App State Provost to Faculty Senate: No Merit Raises for Faculty this Year (Report)

At the Faculty Senate’s December 3, 2018 meeting, Appalachian State University Provost Darrell Kruger the decision not to award faculty (i.e., EHRA employees) merit raises for the 2018-2019 fiscal year. The UNC Board of Governors authorized campuses to give EHRA employees a merit raise of up to 4.99%. Some campuses, such as UNC-Chapel Hill, NC State, UNCG, and UNCA, awarded such raises (For more on this decision process, see this article).

In his remarks, the provost acknowledged that he had receive Senate resolution FS 18-19/11-12/01, which insisted “that the faculty of Appalachian State University receive a merit-based salary increase in the 2018/19 fiscal year.”

That being said, the provost announced that “faculty will not receive merit-based raises for 2018-2019.”

Instead, the provost had made what he called the “hard choice” to allocate funds available for such raises to support the academic needs arising from growth in student enrollment.
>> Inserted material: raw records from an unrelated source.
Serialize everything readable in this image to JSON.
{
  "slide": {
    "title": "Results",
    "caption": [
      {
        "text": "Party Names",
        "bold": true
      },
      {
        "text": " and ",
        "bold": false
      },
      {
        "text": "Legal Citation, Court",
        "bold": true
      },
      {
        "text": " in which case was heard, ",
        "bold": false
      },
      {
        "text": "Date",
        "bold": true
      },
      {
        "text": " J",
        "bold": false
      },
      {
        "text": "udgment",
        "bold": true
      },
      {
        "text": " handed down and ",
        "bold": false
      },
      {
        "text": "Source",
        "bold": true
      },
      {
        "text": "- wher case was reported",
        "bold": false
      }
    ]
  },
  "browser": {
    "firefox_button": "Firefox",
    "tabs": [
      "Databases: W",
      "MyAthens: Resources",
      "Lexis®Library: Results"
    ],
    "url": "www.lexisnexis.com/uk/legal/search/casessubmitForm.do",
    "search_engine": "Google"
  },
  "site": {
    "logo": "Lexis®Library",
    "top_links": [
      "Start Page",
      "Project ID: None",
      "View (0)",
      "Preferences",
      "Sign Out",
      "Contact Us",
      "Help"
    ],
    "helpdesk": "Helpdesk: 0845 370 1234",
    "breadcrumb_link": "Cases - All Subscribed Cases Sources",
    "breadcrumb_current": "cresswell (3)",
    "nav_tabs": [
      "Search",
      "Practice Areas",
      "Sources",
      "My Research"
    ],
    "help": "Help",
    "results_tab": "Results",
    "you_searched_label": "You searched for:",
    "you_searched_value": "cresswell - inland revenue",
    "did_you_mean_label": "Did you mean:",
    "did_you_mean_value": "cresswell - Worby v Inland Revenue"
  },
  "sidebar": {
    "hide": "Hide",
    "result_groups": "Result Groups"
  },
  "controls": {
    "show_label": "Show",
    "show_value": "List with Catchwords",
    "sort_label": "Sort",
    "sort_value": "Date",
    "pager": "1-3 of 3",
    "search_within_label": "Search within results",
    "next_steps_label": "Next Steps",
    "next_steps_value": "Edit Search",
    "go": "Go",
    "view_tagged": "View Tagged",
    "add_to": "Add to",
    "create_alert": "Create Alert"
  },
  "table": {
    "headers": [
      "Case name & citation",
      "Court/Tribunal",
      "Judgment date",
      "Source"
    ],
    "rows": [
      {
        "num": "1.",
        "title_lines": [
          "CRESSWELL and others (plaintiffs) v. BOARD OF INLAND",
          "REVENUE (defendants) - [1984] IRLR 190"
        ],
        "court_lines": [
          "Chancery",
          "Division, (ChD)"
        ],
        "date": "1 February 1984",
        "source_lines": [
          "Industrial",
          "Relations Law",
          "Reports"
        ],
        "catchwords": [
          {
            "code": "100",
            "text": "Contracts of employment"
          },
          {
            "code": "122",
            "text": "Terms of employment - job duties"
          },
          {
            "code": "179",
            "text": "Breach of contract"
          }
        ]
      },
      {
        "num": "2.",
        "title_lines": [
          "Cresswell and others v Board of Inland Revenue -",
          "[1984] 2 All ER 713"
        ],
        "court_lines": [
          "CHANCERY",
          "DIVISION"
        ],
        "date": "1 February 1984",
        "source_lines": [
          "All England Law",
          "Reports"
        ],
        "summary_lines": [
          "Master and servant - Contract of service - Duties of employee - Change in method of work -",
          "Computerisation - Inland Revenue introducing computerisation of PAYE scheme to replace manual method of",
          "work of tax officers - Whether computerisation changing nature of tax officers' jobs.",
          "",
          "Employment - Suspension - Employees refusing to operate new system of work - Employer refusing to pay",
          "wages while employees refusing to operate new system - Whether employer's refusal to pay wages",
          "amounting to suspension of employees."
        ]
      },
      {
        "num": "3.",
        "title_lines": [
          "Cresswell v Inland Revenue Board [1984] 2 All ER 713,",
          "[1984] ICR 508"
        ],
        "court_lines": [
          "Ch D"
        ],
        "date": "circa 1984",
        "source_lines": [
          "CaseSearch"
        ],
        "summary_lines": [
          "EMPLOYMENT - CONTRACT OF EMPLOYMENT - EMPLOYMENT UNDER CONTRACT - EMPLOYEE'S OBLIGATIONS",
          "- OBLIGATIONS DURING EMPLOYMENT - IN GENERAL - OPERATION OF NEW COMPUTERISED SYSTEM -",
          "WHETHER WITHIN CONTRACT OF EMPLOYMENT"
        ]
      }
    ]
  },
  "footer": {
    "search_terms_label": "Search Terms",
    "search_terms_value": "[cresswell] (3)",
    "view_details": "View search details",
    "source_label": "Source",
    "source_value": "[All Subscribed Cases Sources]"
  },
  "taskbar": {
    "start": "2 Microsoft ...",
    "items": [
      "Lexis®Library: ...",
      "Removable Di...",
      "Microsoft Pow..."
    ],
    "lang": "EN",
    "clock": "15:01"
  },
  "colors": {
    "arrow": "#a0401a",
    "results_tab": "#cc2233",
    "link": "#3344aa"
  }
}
The provost proceeded to justify his decision. He said that Chancellor Sheri Everts understood the need for competitive salaries to recruit and retain faculty. The provost stated that since Everts became chancellor in 2014, compensation has increased for all employment categories at Appalachian State. Everts, he noted, had implemented raises totaling $10 million.

The provost reminded the Senate that 76% of the university’s general budget is allocated to Academic Affairs. Moreover, 75% of state-allocated enrollment growth funds are allocated to Academic Affairs.

The provost acknowledged that while more could be done on faculty salaries, the university was on “the right trajectory.”

He also implied that Faculty Senate members had been remiss in failing to attend spring budget presentations. He said: “While invitations are sent to the entire campus given their importance, they are not representationally attended by Faculty Senate members.” He reminded the Senate that “university budgeting is a collaborative process.” The budget presentations for Fiscal Year 2018-2019 is scheduled to take place on April 12, 2019.

The Appalachian State AAUP chapter strongly encourages readers to give their thoughts on this matter in the “comments” section below.

The provost’s remarks were also reported on in this article from the Watauga Democrat.

(Note: This post is a report on matters of interest to the chapter, not an official statement by the chapter).